Additional Community Members:
The key players listed above have the strongest ties to your school and will be directly impacted by its presence. However, there are other individuals in the community who may be interested in helping either because of a love of children, a love of gardening, or both. Some community groups you might consider contacting for support and as a potential source of volunteer assistance include Cooperative Extension Master Gardener volunteers, college students (pre-service teachers/graduate students), seniors organizations, Boy and Girl Scouts, garden clubs, service organizations like Rotary, high school students, local farmers, local businesses, and local plant nursery staff.
Connecting with Your Supporters
So what is the next step after you have identified potential supporters for your garden program? Reach out! Effective communication is critical for connecting with potential garden supporters (and for keeping them informed once you have the garden in place). Communicating clearly and frequently and keeping them informed about the plans and progress of the school garden makes them feel invested in your program.
One way to introduce your program to the community is to host a brainstorming meeting. To get the word out about your event, send home flyers with students, post the event on your website, add notices to community bulletin boards (virtual and physical), and personally invite individuals you really want to attend. Begin the meeting by providing background information about your efforts and existing plans, but then leave time to gather feedback and ideas from attendees.
Interacting in-person is a powerful way to build relationships with your supporters. However, hosting even informal events is time consuming and finding one time that works for everyone is often difficult, so it is something you probably only want to do once a year. Here are some additional ideas for getting and keeping in touch with your supporters:
- Create a web page or blog that you update regularly. If possible, get your students to write the blog entries. Create a subscriber list so that it is easy to let followers know when new updates are made.
- Create a discussion group using service like Google Groups to make it easy to email updates, ask for help, and share success stories.
- Submit articles and pictures to your school’s newsletter and to local newspapers, TV stations and online publications.
- Invite the community to help with seasonal clean up or regularly scheduled work days. Combine with harvest parties, educational programs and other social events to attract more participants.
- Identify important garden days, like planting and harvesting, and share these in advance with your school, community, local newspapers and TV stations to build excitement around the garden.
There is no right or best way to connect with your supporters. The important thing is to pick a method (or methods) that works for you and is comfortable to maintain. Decide on your plan for communicating the information; let everyone know how you plan to follow through and then stick with it. Consistency is important.

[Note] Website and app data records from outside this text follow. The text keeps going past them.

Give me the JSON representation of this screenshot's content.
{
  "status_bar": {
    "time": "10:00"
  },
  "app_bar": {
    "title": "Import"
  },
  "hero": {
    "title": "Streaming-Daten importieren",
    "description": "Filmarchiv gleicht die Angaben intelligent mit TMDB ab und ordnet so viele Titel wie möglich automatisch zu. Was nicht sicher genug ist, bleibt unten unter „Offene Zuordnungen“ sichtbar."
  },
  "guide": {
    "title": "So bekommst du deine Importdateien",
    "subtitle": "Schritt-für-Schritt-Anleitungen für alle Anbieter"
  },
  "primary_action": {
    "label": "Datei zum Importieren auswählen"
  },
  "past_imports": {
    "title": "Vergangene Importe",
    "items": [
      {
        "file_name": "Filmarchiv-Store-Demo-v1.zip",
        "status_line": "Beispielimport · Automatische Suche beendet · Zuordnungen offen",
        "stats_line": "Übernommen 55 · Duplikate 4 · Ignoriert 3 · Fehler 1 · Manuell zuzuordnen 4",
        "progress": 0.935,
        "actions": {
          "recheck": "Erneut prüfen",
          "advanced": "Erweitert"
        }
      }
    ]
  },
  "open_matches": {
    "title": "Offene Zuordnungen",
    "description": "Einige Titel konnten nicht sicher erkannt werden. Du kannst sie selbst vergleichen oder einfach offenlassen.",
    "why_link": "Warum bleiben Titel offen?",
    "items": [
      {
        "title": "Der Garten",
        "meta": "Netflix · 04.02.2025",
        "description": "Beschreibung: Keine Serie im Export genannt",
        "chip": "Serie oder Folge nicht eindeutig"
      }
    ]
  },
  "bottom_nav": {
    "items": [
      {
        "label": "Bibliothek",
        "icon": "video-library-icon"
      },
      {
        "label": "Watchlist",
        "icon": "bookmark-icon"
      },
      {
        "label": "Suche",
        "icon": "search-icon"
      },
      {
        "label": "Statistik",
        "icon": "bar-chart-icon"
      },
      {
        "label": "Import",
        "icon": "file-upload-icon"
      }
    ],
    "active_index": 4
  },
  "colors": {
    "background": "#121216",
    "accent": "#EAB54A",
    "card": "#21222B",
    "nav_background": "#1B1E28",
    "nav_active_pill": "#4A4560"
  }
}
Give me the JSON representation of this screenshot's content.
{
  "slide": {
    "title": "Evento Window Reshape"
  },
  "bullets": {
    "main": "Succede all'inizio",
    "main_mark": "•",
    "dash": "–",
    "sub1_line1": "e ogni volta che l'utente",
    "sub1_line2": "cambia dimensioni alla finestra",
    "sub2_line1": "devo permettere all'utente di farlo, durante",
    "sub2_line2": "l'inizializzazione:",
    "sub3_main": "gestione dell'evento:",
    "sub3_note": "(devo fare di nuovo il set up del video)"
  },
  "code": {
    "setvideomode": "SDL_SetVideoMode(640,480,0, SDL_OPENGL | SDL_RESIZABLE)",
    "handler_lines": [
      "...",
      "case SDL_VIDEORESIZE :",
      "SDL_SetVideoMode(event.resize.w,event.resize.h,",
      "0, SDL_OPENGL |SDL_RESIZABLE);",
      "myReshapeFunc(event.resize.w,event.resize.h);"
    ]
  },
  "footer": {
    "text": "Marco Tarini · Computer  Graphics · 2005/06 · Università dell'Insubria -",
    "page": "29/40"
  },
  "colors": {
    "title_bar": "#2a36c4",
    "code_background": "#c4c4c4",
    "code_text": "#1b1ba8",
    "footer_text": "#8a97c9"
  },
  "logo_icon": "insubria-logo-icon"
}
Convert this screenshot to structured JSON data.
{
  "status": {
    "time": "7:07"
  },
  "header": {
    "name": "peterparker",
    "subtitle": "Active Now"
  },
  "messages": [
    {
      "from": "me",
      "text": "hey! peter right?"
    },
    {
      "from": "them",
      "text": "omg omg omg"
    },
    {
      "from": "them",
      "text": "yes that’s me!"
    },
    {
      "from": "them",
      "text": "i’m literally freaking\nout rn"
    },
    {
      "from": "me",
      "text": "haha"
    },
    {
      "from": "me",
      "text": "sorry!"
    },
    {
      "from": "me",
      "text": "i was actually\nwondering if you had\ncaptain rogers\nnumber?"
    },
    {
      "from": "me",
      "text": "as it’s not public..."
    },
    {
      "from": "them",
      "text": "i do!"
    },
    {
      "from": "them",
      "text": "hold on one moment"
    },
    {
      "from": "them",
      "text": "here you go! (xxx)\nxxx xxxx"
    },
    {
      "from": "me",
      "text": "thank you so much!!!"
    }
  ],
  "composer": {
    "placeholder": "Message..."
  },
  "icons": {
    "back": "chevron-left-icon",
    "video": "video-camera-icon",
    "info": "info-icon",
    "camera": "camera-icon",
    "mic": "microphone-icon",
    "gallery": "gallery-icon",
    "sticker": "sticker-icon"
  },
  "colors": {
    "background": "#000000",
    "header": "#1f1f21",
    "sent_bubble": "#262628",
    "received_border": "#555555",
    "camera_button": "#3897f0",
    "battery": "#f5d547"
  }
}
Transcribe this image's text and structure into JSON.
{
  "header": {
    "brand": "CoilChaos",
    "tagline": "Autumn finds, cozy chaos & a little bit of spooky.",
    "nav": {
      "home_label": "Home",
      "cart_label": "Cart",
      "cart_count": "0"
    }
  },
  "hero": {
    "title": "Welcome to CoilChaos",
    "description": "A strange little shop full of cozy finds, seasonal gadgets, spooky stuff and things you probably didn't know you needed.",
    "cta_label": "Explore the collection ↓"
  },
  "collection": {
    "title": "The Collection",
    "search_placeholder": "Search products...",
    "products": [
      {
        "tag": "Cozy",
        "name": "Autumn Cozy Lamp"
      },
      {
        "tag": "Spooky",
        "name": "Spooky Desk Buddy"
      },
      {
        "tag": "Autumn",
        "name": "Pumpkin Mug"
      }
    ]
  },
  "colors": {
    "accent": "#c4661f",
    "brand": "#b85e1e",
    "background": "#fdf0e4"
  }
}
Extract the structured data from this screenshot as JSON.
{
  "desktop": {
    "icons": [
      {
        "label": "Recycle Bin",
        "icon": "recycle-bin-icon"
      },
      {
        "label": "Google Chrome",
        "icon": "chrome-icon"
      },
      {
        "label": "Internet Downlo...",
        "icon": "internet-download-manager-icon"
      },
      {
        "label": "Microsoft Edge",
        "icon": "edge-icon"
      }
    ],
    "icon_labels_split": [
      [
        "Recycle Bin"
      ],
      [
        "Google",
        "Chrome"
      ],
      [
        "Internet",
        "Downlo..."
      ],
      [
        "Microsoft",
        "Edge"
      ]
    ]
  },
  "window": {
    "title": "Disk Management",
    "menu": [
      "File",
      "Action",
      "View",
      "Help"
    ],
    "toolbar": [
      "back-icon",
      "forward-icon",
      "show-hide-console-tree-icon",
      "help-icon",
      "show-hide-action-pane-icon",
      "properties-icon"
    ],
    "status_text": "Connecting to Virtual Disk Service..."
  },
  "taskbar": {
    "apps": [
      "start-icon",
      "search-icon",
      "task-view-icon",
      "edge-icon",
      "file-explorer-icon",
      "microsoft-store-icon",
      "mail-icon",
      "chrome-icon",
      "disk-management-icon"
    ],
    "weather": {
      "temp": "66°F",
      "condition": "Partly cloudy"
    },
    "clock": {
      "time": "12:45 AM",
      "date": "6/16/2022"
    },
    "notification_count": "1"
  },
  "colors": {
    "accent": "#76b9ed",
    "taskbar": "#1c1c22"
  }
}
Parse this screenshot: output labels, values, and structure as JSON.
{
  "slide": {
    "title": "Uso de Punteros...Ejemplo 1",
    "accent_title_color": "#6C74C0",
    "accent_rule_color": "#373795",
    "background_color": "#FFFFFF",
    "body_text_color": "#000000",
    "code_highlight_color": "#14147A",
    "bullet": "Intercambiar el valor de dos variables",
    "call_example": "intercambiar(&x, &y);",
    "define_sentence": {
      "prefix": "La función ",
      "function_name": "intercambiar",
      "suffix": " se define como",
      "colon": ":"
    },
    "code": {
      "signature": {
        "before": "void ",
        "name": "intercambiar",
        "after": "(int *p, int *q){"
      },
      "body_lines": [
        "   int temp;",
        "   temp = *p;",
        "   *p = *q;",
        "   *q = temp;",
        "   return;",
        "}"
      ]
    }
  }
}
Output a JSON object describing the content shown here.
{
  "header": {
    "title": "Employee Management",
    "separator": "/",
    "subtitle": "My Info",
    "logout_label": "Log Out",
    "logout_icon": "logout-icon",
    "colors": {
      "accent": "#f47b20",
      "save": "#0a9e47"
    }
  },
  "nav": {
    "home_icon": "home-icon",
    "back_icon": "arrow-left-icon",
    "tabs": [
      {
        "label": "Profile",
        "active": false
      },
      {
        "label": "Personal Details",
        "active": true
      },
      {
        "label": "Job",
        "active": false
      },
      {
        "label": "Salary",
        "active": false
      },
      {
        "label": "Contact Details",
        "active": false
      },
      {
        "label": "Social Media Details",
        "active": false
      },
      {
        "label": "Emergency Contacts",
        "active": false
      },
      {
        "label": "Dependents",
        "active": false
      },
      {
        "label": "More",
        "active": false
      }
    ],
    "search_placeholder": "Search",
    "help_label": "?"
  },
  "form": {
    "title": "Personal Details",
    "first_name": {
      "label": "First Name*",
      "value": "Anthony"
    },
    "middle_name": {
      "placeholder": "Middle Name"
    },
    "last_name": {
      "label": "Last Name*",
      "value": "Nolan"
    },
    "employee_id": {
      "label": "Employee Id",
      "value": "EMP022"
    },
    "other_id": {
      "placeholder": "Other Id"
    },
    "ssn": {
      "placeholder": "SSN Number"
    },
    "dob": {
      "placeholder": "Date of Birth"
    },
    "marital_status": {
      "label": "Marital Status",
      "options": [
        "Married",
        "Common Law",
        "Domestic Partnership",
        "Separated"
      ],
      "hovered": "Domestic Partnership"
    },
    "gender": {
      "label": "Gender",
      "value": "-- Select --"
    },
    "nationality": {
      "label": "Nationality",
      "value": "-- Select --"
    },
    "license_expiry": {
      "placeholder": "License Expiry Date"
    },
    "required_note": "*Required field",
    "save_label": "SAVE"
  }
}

With a strong support network established, your garden program will have a solid foundation, making it easier to implement and sustain your garden program. Your next step is to identify a few of these supporters to take on leadership roles and establish a formal Garden Committee.
Starting a School Garden Program: Overview
Forming a Garden Committee
Determining Garden Program Goals
Finding Resources: Tools and Materials
Funding a School Garden Program
People Resources – Valuing Volunteers
Designing Garden Programs for All
Community Garden on School Grounds
Sustaining Your Program
Connecting the Garden to the Classroom
Nutrition Education in the Garden
Strategies for a Growing Business
School Farmers' Markets